Rapid progress in the fields of neuroscience and immunology has revealed a close relationship between the nervous system and the immune system. Accordingly, the two fields have become integrated, and a new research area, neuroimmunology, has arisen. Prospects for multifaceted research into and treatments for intractable neuroimmunological diseases, such as multiple sclerosis (MS), HTLV-1-associated myelopathy (HAM), Guillain–Barré syndrome (GBS), myasthenia gravis (MG), polymyositis and paraneoplastic neurologic syndrome, have thus improved. Obviously, this discipline has a strong interdisciplinary nature, and cooperation and free exchange of opinions among experts in various positions are critically important. Creating the proper occasion for discussions and presentations of interdisciplinary research has been our urgent task. In view of these circumstances, we propose to set up the Japanese Society of Neuroimmunology as a new organization.

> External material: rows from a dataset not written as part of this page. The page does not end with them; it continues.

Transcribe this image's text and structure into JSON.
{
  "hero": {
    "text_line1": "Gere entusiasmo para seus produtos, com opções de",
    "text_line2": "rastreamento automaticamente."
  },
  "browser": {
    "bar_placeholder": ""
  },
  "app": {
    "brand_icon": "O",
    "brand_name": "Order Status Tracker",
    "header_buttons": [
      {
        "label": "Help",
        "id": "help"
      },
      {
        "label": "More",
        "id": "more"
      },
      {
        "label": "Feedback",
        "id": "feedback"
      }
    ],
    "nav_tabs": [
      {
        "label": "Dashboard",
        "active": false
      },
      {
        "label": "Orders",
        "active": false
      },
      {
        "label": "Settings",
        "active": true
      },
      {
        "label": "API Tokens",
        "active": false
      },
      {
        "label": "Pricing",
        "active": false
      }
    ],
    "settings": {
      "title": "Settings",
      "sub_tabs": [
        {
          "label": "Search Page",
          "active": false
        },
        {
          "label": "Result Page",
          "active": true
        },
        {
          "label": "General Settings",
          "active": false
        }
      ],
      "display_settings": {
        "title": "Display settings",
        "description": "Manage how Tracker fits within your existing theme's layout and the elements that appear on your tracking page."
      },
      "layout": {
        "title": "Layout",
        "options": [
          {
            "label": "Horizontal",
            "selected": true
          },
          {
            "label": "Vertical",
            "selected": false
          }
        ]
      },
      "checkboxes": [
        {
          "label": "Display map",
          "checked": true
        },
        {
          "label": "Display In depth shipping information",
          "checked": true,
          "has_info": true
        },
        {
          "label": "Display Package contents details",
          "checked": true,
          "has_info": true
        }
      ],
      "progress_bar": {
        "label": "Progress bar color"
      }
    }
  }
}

In other words, this society was created to provide an occasion for interdisciplinary research presentations and free exchange of ideas on immune-mediated neurological diseases; that is, in the new academic field of neuroimmunology. We aim to succeed those great minds that established this society, and take a leap forward into a new age.

I believe that the true identity of the Japanese Society of Neuroimmunology lies in those areas of neuroimmunology focused on brain, nerve and muscle diseases. The members of this society target various neuroimmunological diseases. Furthermore, it has become clear in recent years that neurodegenerative disorders have a strong relationship with immune-related mechanisms. Therefore, this society also targets the immunological aspects of neurodegenerative diseases; for example, the neuroglial inflammation in amyotrophic lateral sclerosis and Alzheimer's disease. In terms of basic science, neuroscience and immune science related to brain, nerve and muscle are included. In terms of clinical science, breakthroughs on disease pathomechanisms and the development of novel immune therapies targeting not only neuroimmunological diseases, but also neurodegenerative disease, are covered. In this way, this society targets wide research areas with neuroimmunological science at the core. Thus, the aim of this society is to facilitate the development of new immunological treatments for intractable neuroimmunological and neurodegenerative diseases, based on the elucidation of the mechanisms underlying such diseases, and to bring to patients the most appropriate remedy.

As the publication of this society, Clinical and Experimental Neuroimmunology offers the opportunity to present interdisciplinary research spanning a wide range of areas, from basic to clinical. I think this journal has assumed a role in dispatching important information as the sole journal targeting neuroimmunology-related research in Asia. For the past 3 years, it has been published in three annual issues as issues 1–3. The role for this journal has become larger in light of the rapid progress in the area of neuroimmunology. Therefore, I have decided to enhance the editing system following my recent appointment as President of this society. This is done in an attempt to remain current with the rapid progress in neuroimmunology. To achieve this, I expect that the review and publication processes of this journal will be promoted, and the presence of the journal within the neuroimmunology research field will be escalated. I welcome submissions not only from our membership, but also from non-members around the world. The enhancement of the editing system will enable us to provide more polite review comments and more rapid review. With such strengths and a wider acceptance of submissions, better communication of important information in the field is expected. Our emerging role is to present cutting-edge information as an international opinion leader in the field of neuroimmunology. We will work hard toward the fruition of these goals together with the new Chief Editors. We all look forward to receiving submissions.